WORK REQUIRED - Each entry must be returned exactly. None may be omitted.

MATERIALS PROVIDED -
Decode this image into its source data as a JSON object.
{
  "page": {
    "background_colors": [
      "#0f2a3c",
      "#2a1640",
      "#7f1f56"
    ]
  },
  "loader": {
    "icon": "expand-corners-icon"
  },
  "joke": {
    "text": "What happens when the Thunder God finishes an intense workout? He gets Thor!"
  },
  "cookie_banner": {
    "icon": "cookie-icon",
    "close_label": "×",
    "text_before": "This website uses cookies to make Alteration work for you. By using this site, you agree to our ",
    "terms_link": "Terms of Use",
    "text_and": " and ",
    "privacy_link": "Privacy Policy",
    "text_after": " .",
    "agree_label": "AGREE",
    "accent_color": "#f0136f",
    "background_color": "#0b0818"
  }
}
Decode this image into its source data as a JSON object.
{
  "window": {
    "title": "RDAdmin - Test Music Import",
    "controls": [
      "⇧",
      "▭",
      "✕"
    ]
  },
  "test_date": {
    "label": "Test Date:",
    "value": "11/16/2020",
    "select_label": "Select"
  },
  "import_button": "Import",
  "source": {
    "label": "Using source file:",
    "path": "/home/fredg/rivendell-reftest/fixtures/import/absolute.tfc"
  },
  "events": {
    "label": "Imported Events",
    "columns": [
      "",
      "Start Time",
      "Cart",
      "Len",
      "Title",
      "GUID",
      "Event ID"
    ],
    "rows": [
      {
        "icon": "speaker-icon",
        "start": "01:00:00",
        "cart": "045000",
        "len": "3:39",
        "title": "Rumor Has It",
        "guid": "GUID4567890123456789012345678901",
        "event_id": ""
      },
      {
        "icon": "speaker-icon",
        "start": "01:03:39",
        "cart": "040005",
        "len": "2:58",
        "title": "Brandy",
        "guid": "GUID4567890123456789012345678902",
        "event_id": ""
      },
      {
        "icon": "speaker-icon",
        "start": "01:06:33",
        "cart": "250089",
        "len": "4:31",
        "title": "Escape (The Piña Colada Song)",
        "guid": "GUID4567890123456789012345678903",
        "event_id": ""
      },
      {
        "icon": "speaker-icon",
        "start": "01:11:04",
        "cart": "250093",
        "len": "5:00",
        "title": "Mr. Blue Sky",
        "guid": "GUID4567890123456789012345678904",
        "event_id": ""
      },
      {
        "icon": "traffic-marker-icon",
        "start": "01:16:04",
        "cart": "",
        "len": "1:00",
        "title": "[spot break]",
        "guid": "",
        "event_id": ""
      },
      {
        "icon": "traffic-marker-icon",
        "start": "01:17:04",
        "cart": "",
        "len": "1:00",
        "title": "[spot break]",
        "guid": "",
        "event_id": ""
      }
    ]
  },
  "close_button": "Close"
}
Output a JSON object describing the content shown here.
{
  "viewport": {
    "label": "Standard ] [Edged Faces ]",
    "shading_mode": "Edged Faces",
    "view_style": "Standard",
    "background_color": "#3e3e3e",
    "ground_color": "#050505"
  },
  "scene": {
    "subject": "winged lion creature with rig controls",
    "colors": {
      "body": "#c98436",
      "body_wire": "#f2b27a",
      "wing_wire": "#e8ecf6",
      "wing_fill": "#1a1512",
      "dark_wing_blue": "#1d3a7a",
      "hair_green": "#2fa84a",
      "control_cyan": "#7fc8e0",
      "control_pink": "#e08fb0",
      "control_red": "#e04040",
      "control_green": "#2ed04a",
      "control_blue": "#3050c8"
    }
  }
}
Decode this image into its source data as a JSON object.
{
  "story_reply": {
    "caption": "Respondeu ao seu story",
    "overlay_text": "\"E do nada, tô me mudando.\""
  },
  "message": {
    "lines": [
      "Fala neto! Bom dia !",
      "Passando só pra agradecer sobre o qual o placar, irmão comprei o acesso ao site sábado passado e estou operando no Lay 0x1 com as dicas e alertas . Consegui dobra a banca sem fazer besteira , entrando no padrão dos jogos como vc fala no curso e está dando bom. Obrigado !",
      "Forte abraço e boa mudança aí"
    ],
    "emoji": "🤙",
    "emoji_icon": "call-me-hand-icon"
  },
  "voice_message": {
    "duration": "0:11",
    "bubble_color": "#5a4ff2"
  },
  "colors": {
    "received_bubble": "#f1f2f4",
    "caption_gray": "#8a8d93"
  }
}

RESULT FOR THIS TASK -
Decode this image into its source data as a JSON object.
{
  "page": {
    "background_colors": [
      "#0f2a3c",
      "#2a1640",
      "#7f1f56"
    ]
  },
  "loader": {
    "icon": "expand-corners-icon"
  },
  "joke": {
    "text": "What happens when the Thunder God finishes an intense workout? He gets Thor!"
  },
  "cookie_banner": {
    "icon": "cookie-icon",
    "close_label": "×",
    "text_before": "This website uses cookies to make Alteration work for you. By using this site, you agree to our ",
    "terms_link": "Terms of Use",
    "text_and": " and ",
    "privacy_link": "Privacy Policy",
    "text_after": " .",
    "agree_label": "AGREE",
    "accent_color": "#f0136f",
    "background_color": "#0b0818"
  }
}
Decode this image into its source data as a JSON object.
{
  "window": {
    "title": "RDAdmin - Test Music Import",
    "controls": [
      "⇧",
      "▭",
      "✕"
    ]
  },
  "test_date": {
    "label": "Test Date:",
    "value": "11/16/2020",
    "select_label": "Select"
  },
  "import_button": "Import",
  "source": {
    "label": "Using source file:",
    "path": "/home/fredg/rivendell-reftest/fixtures/import/absolute.tfc"
  },
  "events": {
    "label": "Imported Events",
    "columns": [
      "",
      "Start Time",
      "Cart",
      "Len",
      "Title",
      "GUID",
      "Event ID"
    ],
    "rows": [
      {
        "icon": "speaker-icon",
        "start": "01:00:00",
        "cart": "045000",
        "len": "3:39",
        "title": "Rumor Has It",
        "guid": "GUID4567890123456789012345678901",
        "event_id": ""
      },
      {
        "icon": "speaker-icon",
        "start": "01:03:39",
        "cart": "040005",
        "len": "2:58",
        "title": "Brandy",
        "guid": "GUID4567890123456789012345678902",
        "event_id": ""
      },
      {
        "icon": "speaker-icon",
        "start": "01:06:33",
        "cart": "250089",
        "len": "4:31",
        "title": "Escape (The Piña Colada Song)",
        "guid": "GUID4567890123456789012345678903",
        "event_id": ""
      },
      {
        "icon": "speaker-icon",
        "start": "01:11:04",
        "cart": "250093",
        "len": "5:00",
        "title": "Mr. Blue Sky",
        "guid": "GUID4567890123456789012345678904",
        "event_id": ""
      },
      {
        "icon": "traffic-marker-icon",
        "start": "01:16:04",
        "cart": "",
        "len": "1:00",
        "title": "[spot break]",
        "guid": "",
        "event_id": ""
      },
      {
        "icon": "traffic-marker-icon",
        "start": "01:17:04",
        "cart": "",
        "len": "1:00",
        "title": "[spot break]",
        "guid": "",
        "event_id": ""
      }
    ]
  },
  "close_button": "Close"
}
Output a JSON object describing the content shown here.
{
  "viewport": {
    "label": "Standard ] [Edged Faces ]",
    "shading_mode": "Edged Faces",
    "view_style": "Standard",
    "background_color": "#3e3e3e",
    "ground_color": "#050505"
  },
  "scene": {
    "subject": "winged lion creature with rig controls",
    "colors": {
      "body": "#c98436",
      "body_wire": "#f2b27a",
      "wing_wire": "#e8ecf6",
      "wing_fill": "#1a1512",
      "dark_wing_blue": "#1d3a7a",
      "hair_green": "#2fa84a",
      "control_cyan": "#7fc8e0",
      "control_pink": "#e08fb0",
      "control_red": "#e04040",
      "control_green": "#2ed04a",
      "control_blue": "#3050c8"
    }
  }
}
Decode this image into its source data as a JSON object.
{
  "story_reply": {
    "caption": "Respondeu ao seu story",
    "overlay_text": "\"E do nada, tô me mudando.\""
  },
  "message": {
    "lines": [
      "Fala neto! Bom dia !",
      "Passando só pra agradecer sobre o qual o placar, irmão comprei o acesso ao site sábado passado e estou operando no Lay 0x1 com as dicas e alertas . Consegui dobra a banca sem fazer besteira , entrando no padrão dos jogos como vc fala no curso e está dando bom. Obrigado !",
      "Forte abraço e boa mudança aí"
    ],
    "emoji": "🤙",
    "emoji_icon": "call-me-hand-icon"
  },
  "voice_message": {
    "duration": "0:11",
    "bubble_color": "#5a4ff2"
  },
  "colors": {
    "received_bubble": "#f1f2f4",
    "caption_gray": "#8a8d93"
  }
}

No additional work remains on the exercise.